Boston, Mass. - Thanks to continued innovations silicon-based power electronics is expected to maintain the lion’s share of the global $20 billion market, according to Lux Research. Advances in circuits, controls and packaging will allow silicon to hold on to its 87 percent market while relegating wide-bandgap (WBG) materials to a much smaller share, according to the new research.
The report, “Sorting Through the Maze of Silicon Innovations in Power Electronics,” finds that these innovations will slow adoption of WBG materials in many applications, particularly in the near term because of silicon's high availability and volumes.
“Circuit design innovation will have its biggest impact on space and efficiency improvements in IT and consumer electronics, while control method innovation impacts size reduction across all applications,” said Tiffany Huang, Lux Research Associate and lead author of the report, in a statement. “Innovations in module packing can not only reduce size, but increase the efficiency to be on par with current WBG innovations in transportation markets.”
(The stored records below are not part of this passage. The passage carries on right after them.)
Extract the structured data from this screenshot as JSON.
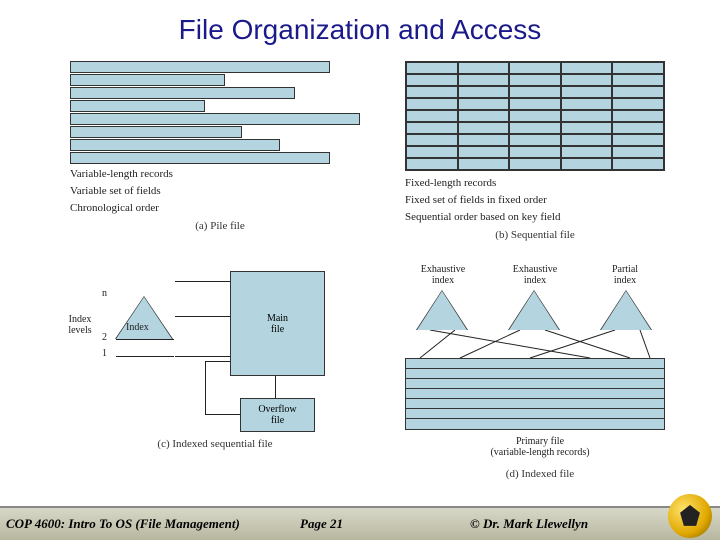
{
  "title": "File Organization and Access",
  "footer": {
    "course": "COP 4600: Intro To OS  (File Management)",
    "page": "Page 21",
    "author": "© Dr. Mark Llewellyn"
  },
  "diagrams": {
    "a": {
      "caption": "(a) Pile file",
      "desc": [
        "Variable-length records",
        "Variable set of fields",
        "Chronological order"
      ],
      "bar_widths": [
        260,
        155,
        225,
        135,
        290,
        172,
        210,
        260
      ]
    },
    "b": {
      "caption": "(b) Sequential file",
      "desc": [
        "Fixed-length records",
        "Fixed set of fields in fixed order",
        "Sequential order based on key field"
      ],
      "rows": 9,
      "cols": 5
    },
    "c": {
      "caption": "(c) Indexed sequential file",
      "labels": {
        "index_levels": "Index\nlevels",
        "n": "n",
        "two": "2",
        "one": "1",
        "index": "Index",
        "main": "Main\nfile",
        "overflow": "Overflow\nfile"
      }
    },
    "d": {
      "caption": "(d) Indexed file",
      "labels": {
        "exhaustive": "Exhaustive\nindex",
        "exhaustive2": "Exhaustive\nindex",
        "partial": "Partial\nindex",
        "primary": "Primary file\n(variable-length records)"
      },
      "table_rows": 7
    }
  }
}
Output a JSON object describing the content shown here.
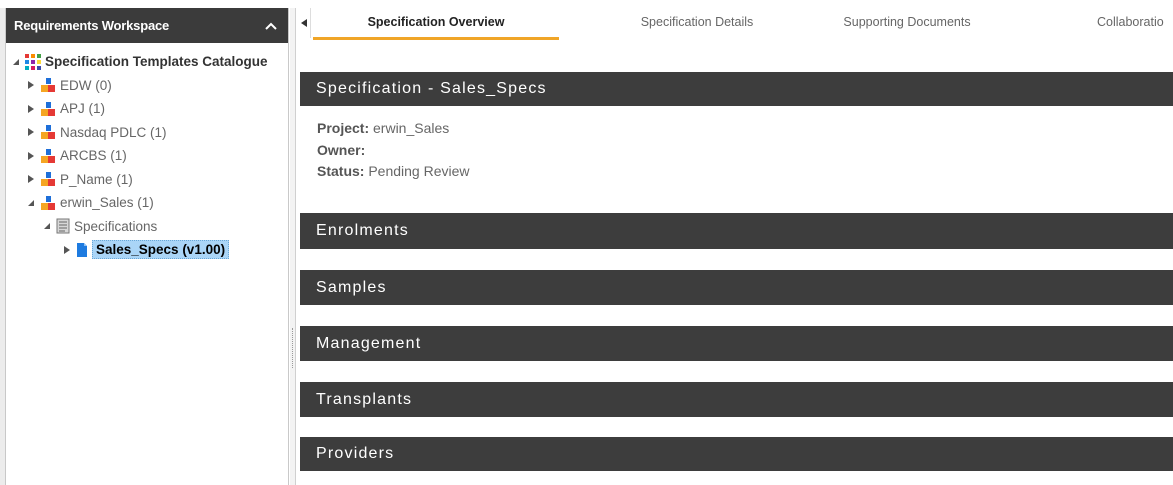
{
  "sidebar": {
    "title": "Requirements Workspace",
    "root_label": "Specification Templates Catalogue",
    "projects": [
      {
        "label": "EDW (0)"
      },
      {
        "label": "APJ (1)"
      },
      {
        "label": "Nasdaq PDLC (1)"
      },
      {
        "label": "ARCBS (1)"
      },
      {
        "label": "P_Name (1)"
      },
      {
        "label": "erwin_Sales (1)"
      }
    ],
    "folder_label": "Specifications",
    "selected_label": "Sales_Specs (v1.00)"
  },
  "tabs": [
    {
      "label": "Specification Overview"
    },
    {
      "label": "Specification Details"
    },
    {
      "label": "Supporting Documents"
    },
    {
      "label": "Collaboratio"
    }
  ],
  "spec": {
    "header": "Specification - Sales_Specs",
    "project_key": "Project:",
    "project_value": "erwin_Sales",
    "owner_key": "Owner:",
    "owner_value": "",
    "status_key": "Status:",
    "status_value": "Pending Review"
  },
  "sections": [
    {
      "label": "Enrolments"
    },
    {
      "label": "Samples"
    },
    {
      "label": "Management"
    },
    {
      "label": "Transplants"
    },
    {
      "label": "Providers"
    }
  ],
  "colors": {
    "header_bg": "#3b3b3b",
    "active_tab_underline": "#f0a527",
    "selection_bg": "#aad5f7",
    "section_bar_bg": "#3d3d3d"
  },
  "icons": {
    "catalogue": "grid-color-icon",
    "project": "project-blocks-icon",
    "folder": "document-folder-icon",
    "spec": "spec-file-icon"
  }
}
In a previous report, Lux Research reports that power electronics based on new gallium nitride (GaN) and silicon carbide (SiC) technologies have the potential to significantly improve efficiency but because these materials are higher cost, companies need market-specific strategies to succeed in driving adoption.
The review by Lux analysts finds that TI, Maxim, and Qualcomm are ranked the highest in circuit design based on their partnerships and customers in multiple market segments. Start-up companies ranked as “high-potential” include Ineda, Arctic Sand, Ambiq Micro, Brusa and Alpitronic.
ABB, Dialog, Omron lead in control methods thanks to efficient products and partnerships. Start-up companies ranked as “high-potential” include Varentec, FINsix, Gridco and Cirasys.
In the area of module packaging, Bosch and Schneider Electric take the lead thanks to their strengths in automotive and industrial markets, respectively. The review also indicates that AT&S’ “novel” energy-efficient packaging methods lacks adoption in the market, and AgileSwitch’s digital gate driver success is limited to the United States.